Evaluation -cont. Activated Coagulation Time (ACT) - in vivo test Measures (seconds) time to clot formation in fresh whole blood Careful attention to sample collection/handling Platelet counts <10,000 cause slight increase in ACT Results from lack of platelet phospholipid for test Increased ACT suggests factor deficiency in intrinsic or common pathways Deficiency must be 5% of normal to prolong ACT Activated Partial Thromboplastin Time (APTT) Measures (seconds) time to clot formation in citrated plasma Increased APTT - factor deficiency in intrinsic or common pathways Deficiency must be 30% of normal to prolong APTT Fibrinogen <50 mg/dL will prolong APTT; inflammation may shorten APTT Sensitivity increased with saline-diluted plasma Heparin therapy prolongs APTT - differentiate using a 1:1 dilution with normal plasma
Evaluation -cont. One-Stage Prothrombin Time (OSPT, PT) Measures (seconds) time to clot formation in citrated plasma Rabbit or synthetic tissue thromboplastin preferred; human origin reagent gives longer PT times Increased PT - factor deficiency in factor VII or common pathway Deficiency must be 30% of normal to prolong PT Fibrinogen <50 mg/dL will prolong PT Sensitivity increased with saline-diluted plasma Russel’s Viper Venom Time (RVVT) Measures (seconds) time to clot formation in citrated plasma Increased RVVT - in or common pathway but insensitive to factor VII deficiency Deficiency must be 30% of normal to prolong RVVT Fibrinogen <50 mg/dL will prolong RVVT Sensitivity increased with saline-diluted plasma

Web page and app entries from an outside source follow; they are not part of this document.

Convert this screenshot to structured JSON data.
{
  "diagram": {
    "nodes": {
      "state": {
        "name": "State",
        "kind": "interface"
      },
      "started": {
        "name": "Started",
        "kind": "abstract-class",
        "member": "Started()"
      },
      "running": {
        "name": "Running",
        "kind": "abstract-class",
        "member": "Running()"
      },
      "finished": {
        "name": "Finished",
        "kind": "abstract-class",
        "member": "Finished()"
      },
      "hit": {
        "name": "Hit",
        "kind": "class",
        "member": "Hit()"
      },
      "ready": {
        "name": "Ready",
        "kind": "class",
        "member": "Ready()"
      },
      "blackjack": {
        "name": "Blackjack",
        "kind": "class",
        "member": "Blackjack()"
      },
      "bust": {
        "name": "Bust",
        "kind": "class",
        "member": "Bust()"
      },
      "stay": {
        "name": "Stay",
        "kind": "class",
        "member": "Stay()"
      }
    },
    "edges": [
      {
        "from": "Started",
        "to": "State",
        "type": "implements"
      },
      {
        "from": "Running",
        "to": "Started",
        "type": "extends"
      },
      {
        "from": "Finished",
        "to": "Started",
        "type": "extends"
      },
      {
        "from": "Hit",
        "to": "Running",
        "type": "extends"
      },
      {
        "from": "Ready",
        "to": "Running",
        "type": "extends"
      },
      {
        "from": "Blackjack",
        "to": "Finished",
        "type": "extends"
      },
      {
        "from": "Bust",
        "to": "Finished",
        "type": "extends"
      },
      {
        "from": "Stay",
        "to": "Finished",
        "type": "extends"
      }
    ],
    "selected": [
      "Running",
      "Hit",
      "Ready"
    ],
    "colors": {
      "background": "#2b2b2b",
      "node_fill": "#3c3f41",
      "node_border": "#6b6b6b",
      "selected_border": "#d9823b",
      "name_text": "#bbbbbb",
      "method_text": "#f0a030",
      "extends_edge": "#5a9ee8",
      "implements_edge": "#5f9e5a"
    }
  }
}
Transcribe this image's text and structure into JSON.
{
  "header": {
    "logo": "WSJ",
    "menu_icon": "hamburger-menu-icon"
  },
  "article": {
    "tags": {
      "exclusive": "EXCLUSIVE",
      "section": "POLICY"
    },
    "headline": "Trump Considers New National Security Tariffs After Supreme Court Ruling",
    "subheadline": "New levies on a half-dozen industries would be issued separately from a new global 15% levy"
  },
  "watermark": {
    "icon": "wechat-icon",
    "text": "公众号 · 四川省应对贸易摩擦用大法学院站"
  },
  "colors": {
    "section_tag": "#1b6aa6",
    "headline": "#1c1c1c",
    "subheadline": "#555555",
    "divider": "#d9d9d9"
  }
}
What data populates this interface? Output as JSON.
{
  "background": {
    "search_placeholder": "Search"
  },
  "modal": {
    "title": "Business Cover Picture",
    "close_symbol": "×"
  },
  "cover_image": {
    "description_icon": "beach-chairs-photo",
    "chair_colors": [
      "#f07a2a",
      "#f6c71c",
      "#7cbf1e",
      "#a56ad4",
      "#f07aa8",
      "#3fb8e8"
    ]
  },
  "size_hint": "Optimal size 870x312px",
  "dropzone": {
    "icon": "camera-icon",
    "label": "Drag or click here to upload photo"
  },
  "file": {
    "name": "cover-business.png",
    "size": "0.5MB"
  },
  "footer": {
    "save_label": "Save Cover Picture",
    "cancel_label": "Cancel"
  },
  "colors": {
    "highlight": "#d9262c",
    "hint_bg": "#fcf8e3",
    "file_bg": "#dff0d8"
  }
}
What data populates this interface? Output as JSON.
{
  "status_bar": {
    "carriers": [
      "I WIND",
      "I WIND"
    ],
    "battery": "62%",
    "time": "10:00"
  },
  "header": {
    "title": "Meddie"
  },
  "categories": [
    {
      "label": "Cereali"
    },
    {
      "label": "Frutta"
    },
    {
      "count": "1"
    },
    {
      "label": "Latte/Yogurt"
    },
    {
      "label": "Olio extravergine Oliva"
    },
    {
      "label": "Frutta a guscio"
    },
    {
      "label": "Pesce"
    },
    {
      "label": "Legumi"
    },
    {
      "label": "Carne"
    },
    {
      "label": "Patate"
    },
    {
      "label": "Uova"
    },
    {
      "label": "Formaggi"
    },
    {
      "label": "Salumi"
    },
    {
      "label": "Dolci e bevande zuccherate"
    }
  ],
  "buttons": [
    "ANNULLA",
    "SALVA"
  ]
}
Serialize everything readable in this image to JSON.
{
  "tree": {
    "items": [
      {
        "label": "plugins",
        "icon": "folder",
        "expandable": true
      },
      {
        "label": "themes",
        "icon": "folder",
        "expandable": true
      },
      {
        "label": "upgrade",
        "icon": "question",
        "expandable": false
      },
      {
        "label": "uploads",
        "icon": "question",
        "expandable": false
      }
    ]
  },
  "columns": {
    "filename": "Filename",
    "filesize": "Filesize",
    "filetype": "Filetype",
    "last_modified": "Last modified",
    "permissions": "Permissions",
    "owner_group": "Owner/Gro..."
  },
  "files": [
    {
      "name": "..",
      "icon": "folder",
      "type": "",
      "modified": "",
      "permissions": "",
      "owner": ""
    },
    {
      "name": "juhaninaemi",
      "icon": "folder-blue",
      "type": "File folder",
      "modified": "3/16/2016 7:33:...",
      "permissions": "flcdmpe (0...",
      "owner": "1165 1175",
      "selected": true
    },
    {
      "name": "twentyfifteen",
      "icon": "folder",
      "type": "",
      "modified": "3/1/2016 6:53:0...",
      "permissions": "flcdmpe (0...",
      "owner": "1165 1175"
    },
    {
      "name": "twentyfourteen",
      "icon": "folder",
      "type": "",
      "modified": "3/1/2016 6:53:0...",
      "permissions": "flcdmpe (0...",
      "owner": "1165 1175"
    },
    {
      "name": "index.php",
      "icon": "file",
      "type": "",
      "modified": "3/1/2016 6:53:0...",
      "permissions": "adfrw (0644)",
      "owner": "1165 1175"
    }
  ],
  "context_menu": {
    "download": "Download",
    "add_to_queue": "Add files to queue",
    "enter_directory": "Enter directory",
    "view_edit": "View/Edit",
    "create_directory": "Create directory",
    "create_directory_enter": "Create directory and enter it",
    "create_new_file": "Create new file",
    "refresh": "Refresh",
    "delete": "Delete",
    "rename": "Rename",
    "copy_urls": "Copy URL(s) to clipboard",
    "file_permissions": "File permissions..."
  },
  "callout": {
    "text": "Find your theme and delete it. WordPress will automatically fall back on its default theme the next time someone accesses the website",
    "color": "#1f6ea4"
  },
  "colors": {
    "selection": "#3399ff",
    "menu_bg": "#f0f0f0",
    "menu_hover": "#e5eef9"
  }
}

Evaluation -cont. Thrombin Clotting Time (TCT) Measures (seconds) time to clot formation in citrated plasma Increased TCT - decreased fibrinogen concentration (<100 mg/dL), dysfibrinogenemia, increased FDP concentration, heparin therapy Fibrinogen Concentration (factor I) In most species, fibrinogen is mg/dL Fibrinogen decreases in DIC, severe liver insufficiency and hereditary hypofibrinogenemia Inflammation can increase fibrinogen concentration
Evaluation -cont. Fibrin-Fibrinogen Degradation Products (FDP) Measures, by latex agglutination, the concentration of products of fibrinolysis; D-dimer assay is another method for measuring FDP Increased FDP - occurs with disseminated intravascular coagulation or severe internal bleeding In most species, normal FDP is <10 micrograms/mL
Example Acute oral study in dogs Animals given 3 X LD 50 in food Brodifacoum Bromadiolone Diphacinone Coagulation studies ACT RVVT PT